The non-economic aspect is a difficult story to tell in a South Carolina Wrongful Death lawsuit. It is tough because the loss of someone special is never easy to re-tell. We will dedicate all of our resources into telling your story in a personal and dignified way that makes a jury understand that your loved one is and was more than a mere statistic.
How Long Do You Have To Think About Filing a Wrongful Death Lawsuit?
The deadline someone has to file a lawsuit is known as the statute of limitations. In South Carolina, the usual deadline is three (3) years from the date of the incident causing the death, BUT BE CAREFUL. Depending on the at-fault party the timeline could be much shorter. We highly suggest that you call our office immediately to speak with a South Carolina wrongful death attorney. You should never risk waiting, however, and the best course of action is to retain an attorney as soon as possible.
Wrongful Death cases are very complex ventures that require substantial financial resources to litigate. This is why Thomason and Pracht, LLP takes all Wrongful Death Cases on a contingency basis. You should hire a professional advocate for several reasons: First, some cases are document-intensive, such as trucking deaths and DUI deaths. Trucking companies are only required to retain certain records for six (6) months and some may destroy the records after that time. In several DUI death cases, individuals have sued the owners of bars for over-serving drivers. Documentary evidence is critical to proving these cases and you will need professional help. Your attorney should immediately jump into action and send formal notices to all parties with documents that all evidence must be preserved.
DO NOT RELY ON ANYONE EXCEPT A WRONGFUL DEATH LAWYER TO GUIDE YOU IN DETERMINING HOW MUCH TIME YOU HAVE TO FILE A LAWSUIT UNDER SOUTH CAROLINA LAW.
Additional Facts You Need To Know About Wrongful Death Cases:
Wrongful death actions are civil lawsuits that do not bring any criminal charges against the defendants (but a separate criminal case may also occur simultaneously). Our office cannot pursue or attempt to enhance the criminal charges against a wrongdoer to improve our civil case.
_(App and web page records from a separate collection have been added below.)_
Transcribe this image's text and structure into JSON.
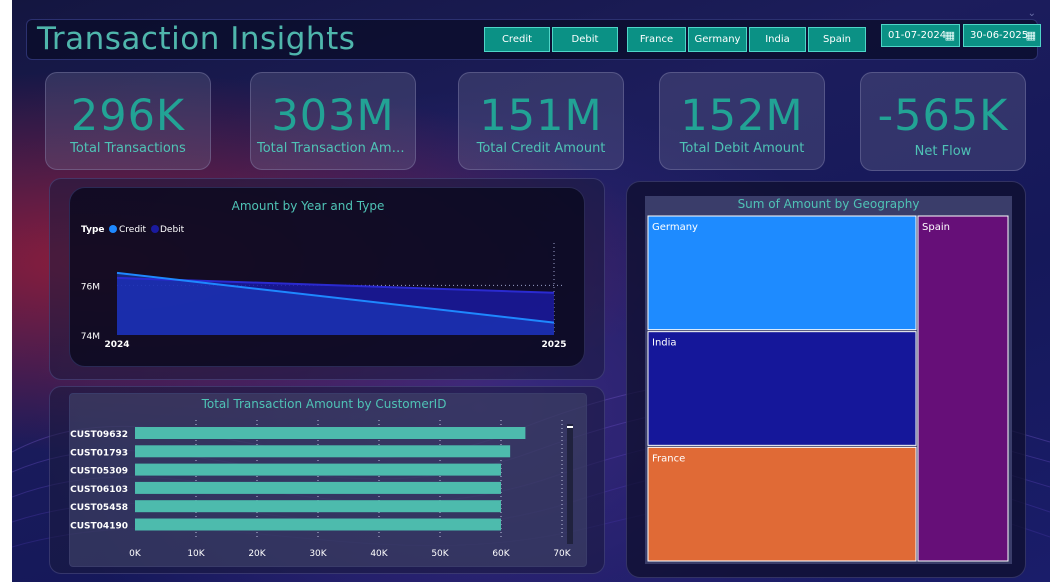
{
  "header": {
    "title": "Transaction Insights",
    "type_slicer": [
      "Credit",
      "Debit"
    ],
    "geo_slicer": [
      "France",
      "Germany",
      "India",
      "Spain"
    ],
    "date_start": "01-07-2024",
    "date_end": "30-06-2025"
  },
  "kpis": [
    {
      "value": "296K",
      "label": "Total Transactions"
    },
    {
      "value": "303M",
      "label": "Total Transaction Amount"
    },
    {
      "value": "151M",
      "label": "Total Credit Amount"
    },
    {
      "value": "152M",
      "label": "Total Debit Amount"
    },
    {
      "value": "-565K",
      "label": "Net Flow"
    }
  ],
  "colors": {
    "credit": "#1e88ff",
    "debit": "#1a1a9e",
    "teal": "#4fb6ac",
    "bar": "#4dbbad",
    "kpi_value": "#22a395"
  },
  "chart_data": [
    {
      "type": "area",
      "title": "Amount by Year and Type",
      "legend_title": "Type",
      "legend_position": "top-left",
      "x": [
        "2024",
        "2025"
      ],
      "y_ticks": [
        "74M",
        "76M"
      ],
      "ylim": [
        74,
        77.1
      ],
      "series": [
        {
          "name": "Credit",
          "values": [
            76.5,
            74.5
          ]
        },
        {
          "name": "Debit",
          "values": [
            76.3,
            75.7
          ]
        }
      ]
    },
    {
      "type": "bar",
      "orientation": "horizontal",
      "title": "Total Transaction Amount by CustomerID",
      "categories": [
        "CUST09632",
        "CUST01793",
        "CUST05309",
        "CUST06103",
        "CUST05458",
        "CUST04190"
      ],
      "values": [
        64000,
        61500,
        60000,
        60000,
        60000,
        60000
      ],
      "x_ticks": [
        "0K",
        "10K",
        "20K",
        "30K",
        "40K",
        "50K",
        "60K",
        "70K"
      ],
      "xlim": [
        0,
        70000
      ]
    },
    {
      "type": "treemap",
      "title": "Sum of Amount by Geography",
      "categories": [
        "Germany",
        "India",
        "France",
        "Spain"
      ],
      "values": [
        76,
        76,
        76,
        76
      ]
    }
  ]
}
Your first step in pursuing a wrongful death case should be either to retain a qualified wrongful death attorney. As stated you will need to be appointed the Personal Representative of the Estate before we can file a claim or lawsuit.
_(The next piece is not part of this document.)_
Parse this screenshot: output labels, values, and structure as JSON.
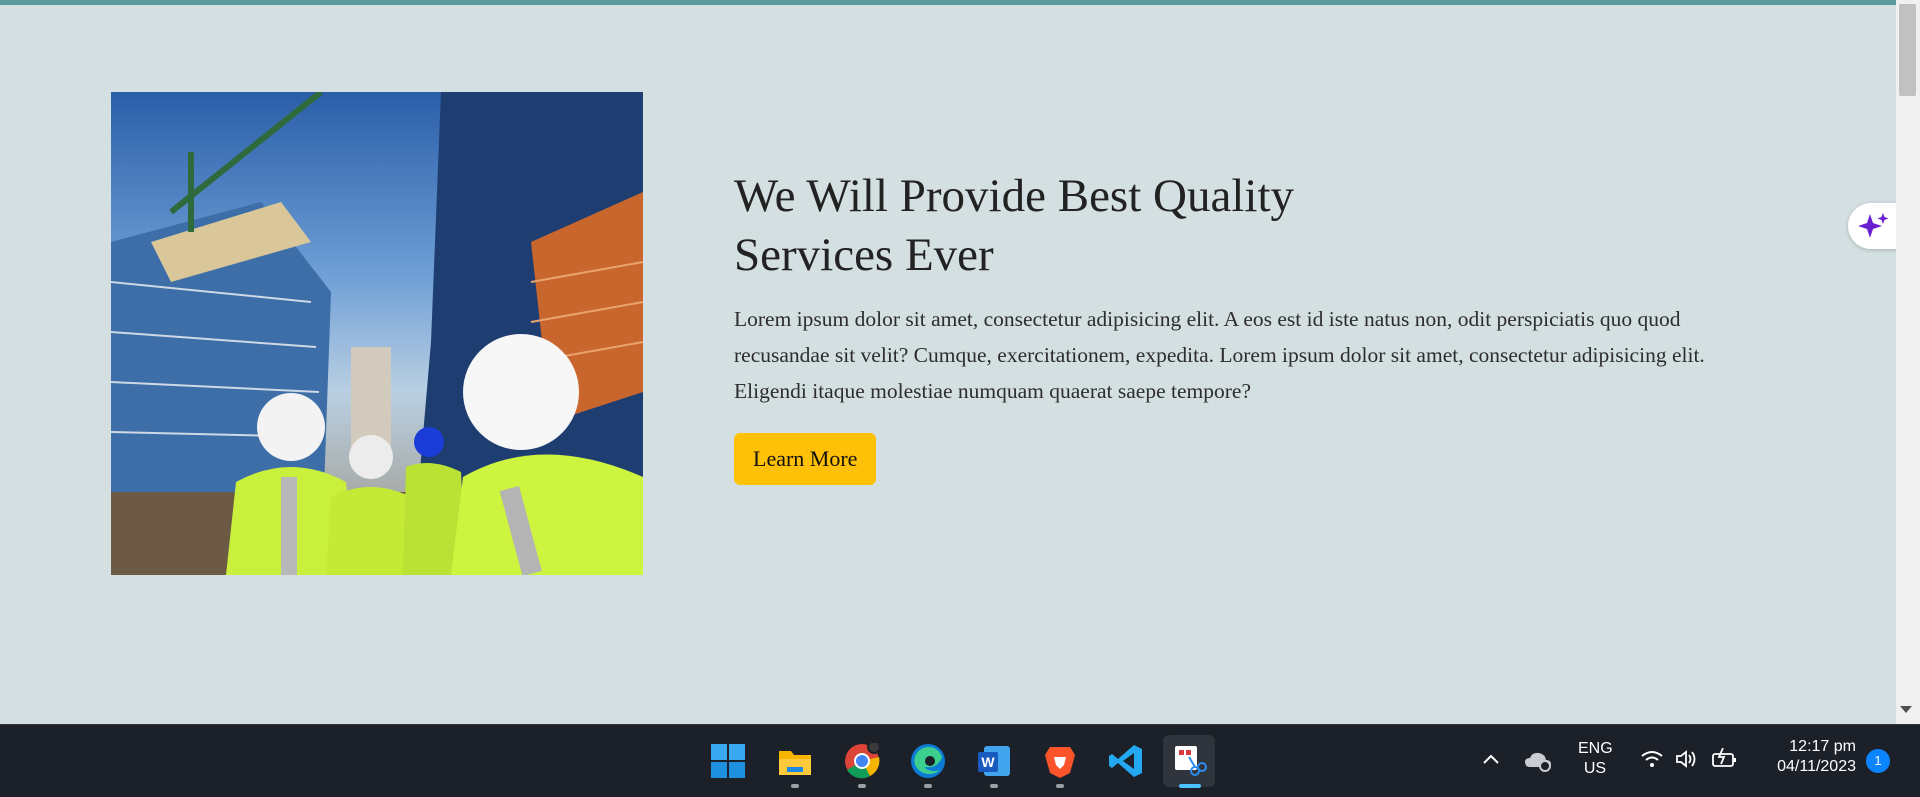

Our office in Anderson, South Carolina, Thomason and Pracht, LLP is ready to serve you, and has handled cases in Greenville, Columbia, Greenwood, Abbeville, Orangeburg, Clemson, Seneca, Laurens, Spartanburg, Aiken, Newberry, Easley, Charleston, and throughout South Carolina. Call us today.